Jamie and I headed up to the Ben to see if we could make anything out of the thawing conditions and high winds. We headed up to Harrisons Route (IV,4**) which was in fine condition however it was snowing blocks of ice thanks to the Shroud thawing out. After getting on to the second pitch we decided it wasn't a safe place to be and headed home.
Jamie on the first pitch



Neil and I saw no need for a early start this morning so we left at a rather sociable hour of 7.30am. Due to the late start we were keeping our options open and noticed that nobody was heading for Boomer's Requiem (V,4***).
After soloing the first pitch we used an insitu belay and I headed for the crux. It's completely vertical for seven metres and it was a case of placing two screws then holding my breath until it was over.
At the top we were able to see that there was sixteen people on Orion Direct and five people on point five.

Neil on the 3rd pitch

Looking onto the North Face


Indicator Wall

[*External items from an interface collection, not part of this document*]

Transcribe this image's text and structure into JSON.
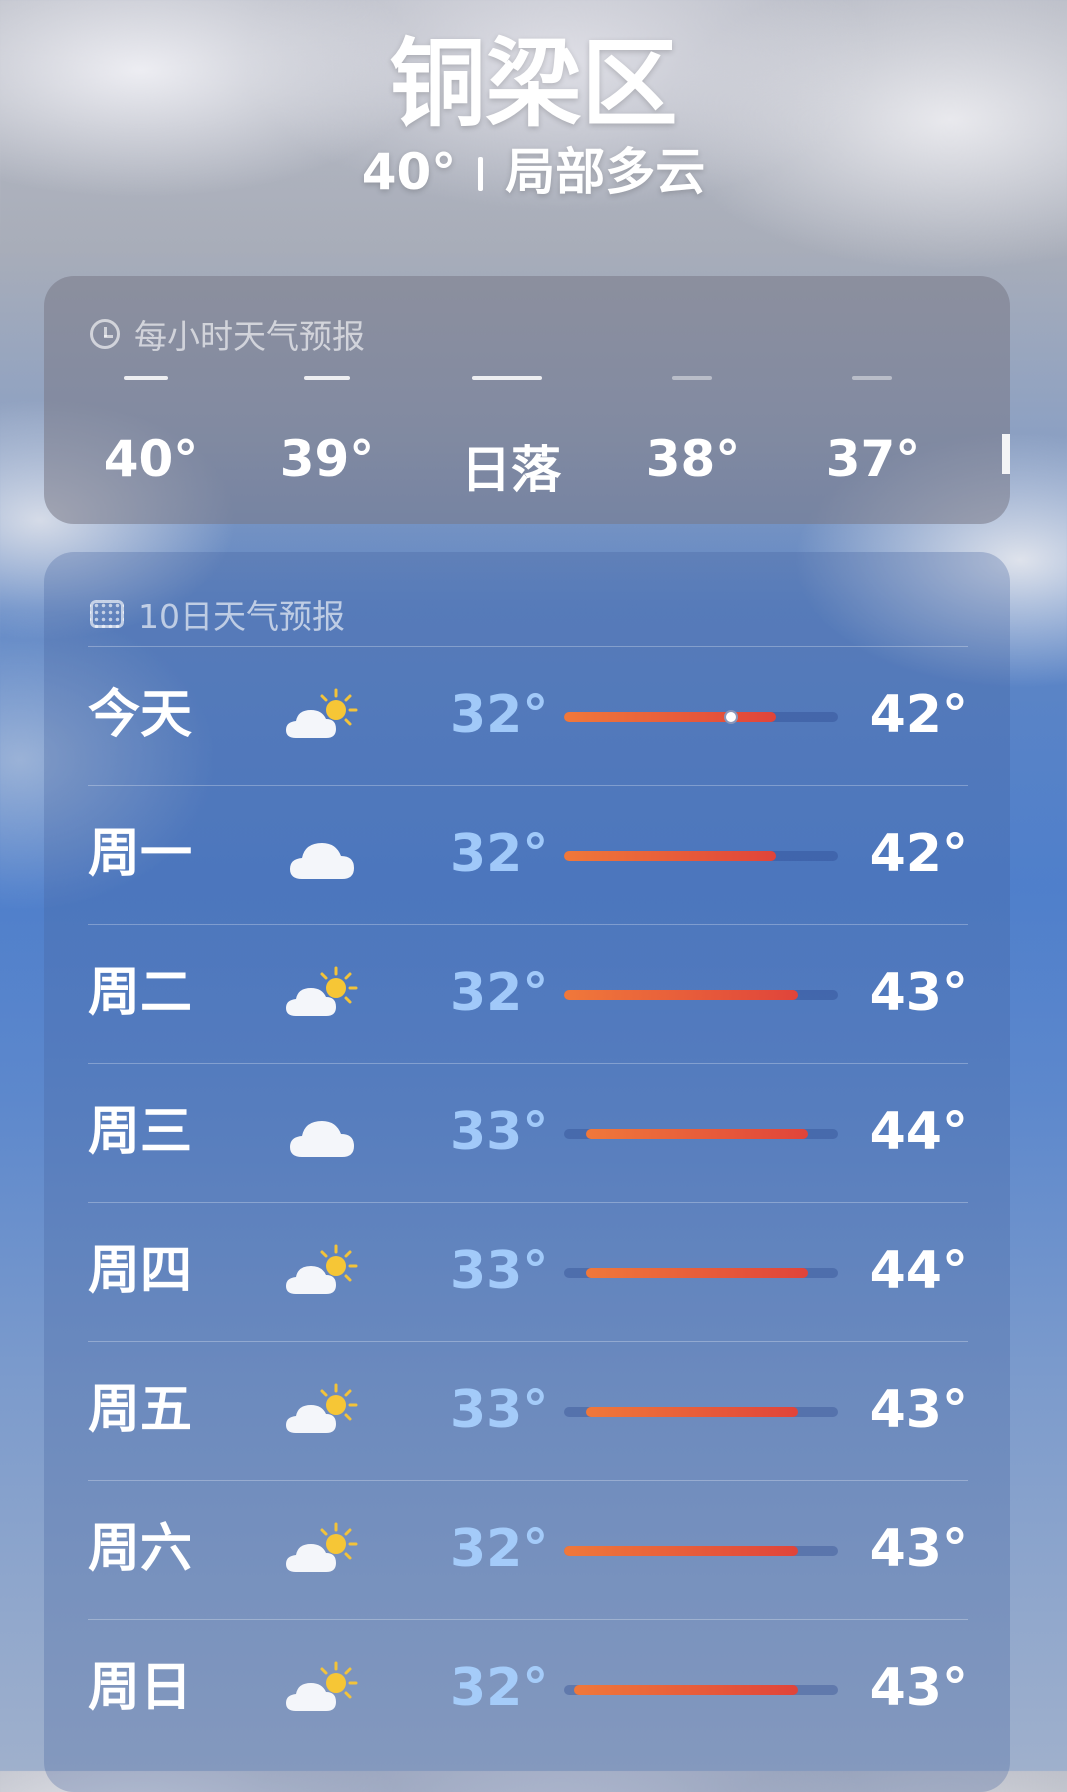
{
  "header": {
    "city": "铜梁区",
    "temp": "40°",
    "condition": "局部多云"
  },
  "hourly": {
    "title": "每小时天气预报",
    "items": [
      {
        "label": "40°"
      },
      {
        "label": "39°"
      },
      {
        "label": "日落"
      },
      {
        "label": "38°"
      },
      {
        "label": "37°"
      }
    ]
  },
  "daily": {
    "title": "10日天气预报",
    "days": [
      {
        "name": "今天",
        "icon": "partly-cloudy-icon",
        "low": "32°",
        "high": "42°",
        "current": "40°"
      },
      {
        "name": "周一",
        "icon": "cloud-icon",
        "low": "32°",
        "high": "42°"
      },
      {
        "name": "周二",
        "icon": "partly-cloudy-icon",
        "low": "32°",
        "high": "43°"
      },
      {
        "name": "周三",
        "icon": "cloud-icon",
        "low": "33°",
        "high": "44°"
      },
      {
        "name": "周四",
        "icon": "partly-cloudy-icon",
        "low": "33°",
        "high": "44°"
      },
      {
        "name": "周五",
        "icon": "partly-cloudy-icon",
        "low": "33°",
        "high": "43°"
      },
      {
        "name": "周六",
        "icon": "partly-cloudy-icon",
        "low": "32°",
        "high": "43°"
      },
      {
        "name": "周日",
        "icon": "partly-cloudy-icon",
        "low": "32°",
        "high": "43°"
      }
    ]
  },
  "colors": {
    "bar_start": "#f0783a",
    "bar_end": "#e0443a",
    "low_temp": "#aad2ff"
  }
}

I have a full week of work lined up tomorrow so I was desperate to get one more day of climbing in. So I was heading up the Ben with Dave Buckett at 6 in the morning hoping to get to the routes before many others. On appraoch to the CIC we watched the crowds leave on force towards the crags. By the time we arrived and kitted ourselves up a few teams were at the bottom of Point 5 and one team at the bottom of Orions Direct (our choice for the day). Once we were moving up to the route the team hadn't made any progress yet so we decided to change plan and head for indicator wall (V,4***).
We topped by noon then back to the car by 2, didn't feel like a full day on the Ben.

Topping out
Dave seconding up the second pitch
Teams on Tower Ridge
Plenty of teams still heading up after we were walking off

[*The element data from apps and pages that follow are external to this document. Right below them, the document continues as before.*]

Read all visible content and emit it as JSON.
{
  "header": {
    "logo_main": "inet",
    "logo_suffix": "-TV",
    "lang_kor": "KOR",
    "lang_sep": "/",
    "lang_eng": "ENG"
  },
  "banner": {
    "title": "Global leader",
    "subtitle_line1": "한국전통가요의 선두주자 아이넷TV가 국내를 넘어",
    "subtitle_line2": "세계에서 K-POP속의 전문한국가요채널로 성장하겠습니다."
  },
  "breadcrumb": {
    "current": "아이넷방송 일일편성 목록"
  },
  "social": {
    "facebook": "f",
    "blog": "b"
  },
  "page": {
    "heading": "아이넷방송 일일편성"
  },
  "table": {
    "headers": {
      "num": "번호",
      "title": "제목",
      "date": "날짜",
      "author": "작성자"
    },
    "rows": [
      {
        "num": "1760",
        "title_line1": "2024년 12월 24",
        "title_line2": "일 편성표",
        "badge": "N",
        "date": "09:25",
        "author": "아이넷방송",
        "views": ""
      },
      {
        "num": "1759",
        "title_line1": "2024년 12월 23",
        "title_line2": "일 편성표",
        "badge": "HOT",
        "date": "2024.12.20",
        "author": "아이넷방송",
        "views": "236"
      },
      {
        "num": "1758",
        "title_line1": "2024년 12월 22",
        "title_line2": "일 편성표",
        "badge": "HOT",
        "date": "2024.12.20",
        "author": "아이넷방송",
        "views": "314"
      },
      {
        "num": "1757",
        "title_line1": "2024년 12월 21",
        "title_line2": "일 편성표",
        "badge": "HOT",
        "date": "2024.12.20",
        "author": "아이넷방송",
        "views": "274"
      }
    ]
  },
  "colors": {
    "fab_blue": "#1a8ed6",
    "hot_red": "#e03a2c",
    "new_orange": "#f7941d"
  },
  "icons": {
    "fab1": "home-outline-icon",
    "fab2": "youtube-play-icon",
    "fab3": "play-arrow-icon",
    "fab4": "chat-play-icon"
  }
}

Staghorn Gully

After a couple of big days I was looking to do something a little more chilled out so Craig and I headed up to Staghorn Gully (III***, cold climbs classic) on Creag Meagaidh. After the early start eventually every man and their dog was in the Coire, due to the fact that the conditions are great and loads of great routes are in fantastic condition.
Staghorn starts off as a big long grade II snow plod but thankfully this was well stepped out and meant we had a staircase all the way up. After looking at the North Pipe (III) we decided to do North Pipe Direct (IV,4) and meant that Craig could do his first lead at this grade.

Craig on South Pipe Direct

Climbing out the cave on the second pitch

Inside the cave on the second pitch

Walking in